6. Pair with Literature – There are a number of ways to pair songs with the books the children are reading. Teachers can select songs that relate directly to the book. For example, if your class is reading Mr. Popper’s Penguins, you can incorporate this song also titled Mr. Popper’s Penguins directly about the book. Or you can find songs about a related topic such as Penguin Partyabout the different types of penguins or Puffin’s Summer Picnic to learn about animals of the Arctic. This can be a great way to address the Common Core directive to integrate science, social studies etc into reading. Or . . . flip it! Listen to a song before going to the library and have the children find related books! Click Here for more songs inspired by Children’s Literature.

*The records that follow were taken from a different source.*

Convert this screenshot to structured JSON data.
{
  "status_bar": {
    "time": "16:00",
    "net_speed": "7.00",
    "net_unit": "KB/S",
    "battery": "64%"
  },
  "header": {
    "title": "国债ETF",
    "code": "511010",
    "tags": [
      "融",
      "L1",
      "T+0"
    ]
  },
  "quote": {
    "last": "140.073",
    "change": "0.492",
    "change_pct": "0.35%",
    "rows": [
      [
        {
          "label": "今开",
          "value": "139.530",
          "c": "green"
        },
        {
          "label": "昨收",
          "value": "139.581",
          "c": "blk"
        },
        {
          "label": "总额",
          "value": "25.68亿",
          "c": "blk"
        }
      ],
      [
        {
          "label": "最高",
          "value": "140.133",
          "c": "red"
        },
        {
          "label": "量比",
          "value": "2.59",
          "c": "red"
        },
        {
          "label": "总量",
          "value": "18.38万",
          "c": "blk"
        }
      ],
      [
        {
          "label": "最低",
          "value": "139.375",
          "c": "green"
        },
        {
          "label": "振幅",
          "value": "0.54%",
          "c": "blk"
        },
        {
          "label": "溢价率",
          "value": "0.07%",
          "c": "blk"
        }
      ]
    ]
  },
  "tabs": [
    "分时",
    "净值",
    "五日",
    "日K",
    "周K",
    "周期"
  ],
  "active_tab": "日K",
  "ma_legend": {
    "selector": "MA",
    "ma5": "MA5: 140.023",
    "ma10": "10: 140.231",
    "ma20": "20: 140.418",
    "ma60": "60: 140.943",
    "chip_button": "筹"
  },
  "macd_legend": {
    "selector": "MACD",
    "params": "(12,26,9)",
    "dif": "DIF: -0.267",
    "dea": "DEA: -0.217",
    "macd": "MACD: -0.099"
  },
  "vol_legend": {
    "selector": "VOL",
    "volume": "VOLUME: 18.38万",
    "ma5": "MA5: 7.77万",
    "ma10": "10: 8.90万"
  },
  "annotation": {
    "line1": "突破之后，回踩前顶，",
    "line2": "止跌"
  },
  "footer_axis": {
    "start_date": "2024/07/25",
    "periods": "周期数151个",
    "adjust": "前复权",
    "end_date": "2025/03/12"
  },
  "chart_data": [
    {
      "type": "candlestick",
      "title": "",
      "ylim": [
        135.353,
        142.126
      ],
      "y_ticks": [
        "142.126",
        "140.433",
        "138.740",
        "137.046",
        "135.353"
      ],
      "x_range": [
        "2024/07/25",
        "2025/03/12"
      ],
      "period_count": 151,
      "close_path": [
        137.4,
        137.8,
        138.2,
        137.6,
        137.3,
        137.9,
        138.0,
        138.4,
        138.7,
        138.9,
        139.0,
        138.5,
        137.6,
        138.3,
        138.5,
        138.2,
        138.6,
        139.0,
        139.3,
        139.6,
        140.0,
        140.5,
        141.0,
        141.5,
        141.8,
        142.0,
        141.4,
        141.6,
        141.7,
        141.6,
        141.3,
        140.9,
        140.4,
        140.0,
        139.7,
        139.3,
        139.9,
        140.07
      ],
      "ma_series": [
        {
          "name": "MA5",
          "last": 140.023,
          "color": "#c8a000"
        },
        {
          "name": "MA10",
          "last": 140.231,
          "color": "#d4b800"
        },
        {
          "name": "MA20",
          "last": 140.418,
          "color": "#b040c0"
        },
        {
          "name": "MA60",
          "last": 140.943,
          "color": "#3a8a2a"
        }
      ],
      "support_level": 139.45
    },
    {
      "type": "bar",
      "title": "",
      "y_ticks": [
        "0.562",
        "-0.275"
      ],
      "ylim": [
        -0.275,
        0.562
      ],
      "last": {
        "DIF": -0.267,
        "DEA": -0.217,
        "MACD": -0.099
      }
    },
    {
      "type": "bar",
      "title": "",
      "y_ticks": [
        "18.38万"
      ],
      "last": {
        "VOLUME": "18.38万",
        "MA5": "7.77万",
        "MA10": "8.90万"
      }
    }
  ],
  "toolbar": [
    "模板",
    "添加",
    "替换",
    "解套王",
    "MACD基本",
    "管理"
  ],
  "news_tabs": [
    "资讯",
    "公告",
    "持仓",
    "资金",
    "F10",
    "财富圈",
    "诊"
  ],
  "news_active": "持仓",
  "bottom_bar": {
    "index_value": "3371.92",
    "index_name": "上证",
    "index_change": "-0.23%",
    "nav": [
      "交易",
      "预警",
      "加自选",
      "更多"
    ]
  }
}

7. Make Music Video – This is a great project to integrate the sciences. Children can find photos on the internet and arrange them in a slide show to convey meaning in the song. Take the song Hibernation for example. . Children can collect photos of hibernating animals and sync them to the music. How about a song about amphibians . . . or a song about the solar system. Not only do the children enjoy the science lesson, they build their technology skills as well.

8. Coordinate with Holidays – Most teachers are used to playing songs related to the big holidays, but don’t forget the other special days of the year. For example, Earth Day is coming soon. It is a great time to play music related to conservation such as Music with Mar.’s Can It, Save the Planet. It also can be a great way to integrate songs about historical figures related to that holiday. For Earth Day, you could play a song about John Muir and learn the history of the day.

9. Have a Performance! This can be something simple like a performing for the classroom, perhaps across grade levels or with reading buddies. Or it can be for a school assembly or parent night. Using instrumental tracks saves the day when an accompanists cannot be found. Click here for some suggestions for performances! Make costumes and write your own scripts. Try one of our great musicals that come fully scripted complete with vocal and instrumental tracks.

10. Just plain fun! Try some silly songs for the simple joy of it. Make the classroom environment one that nurture’s children’s creativity and natural desire for learning.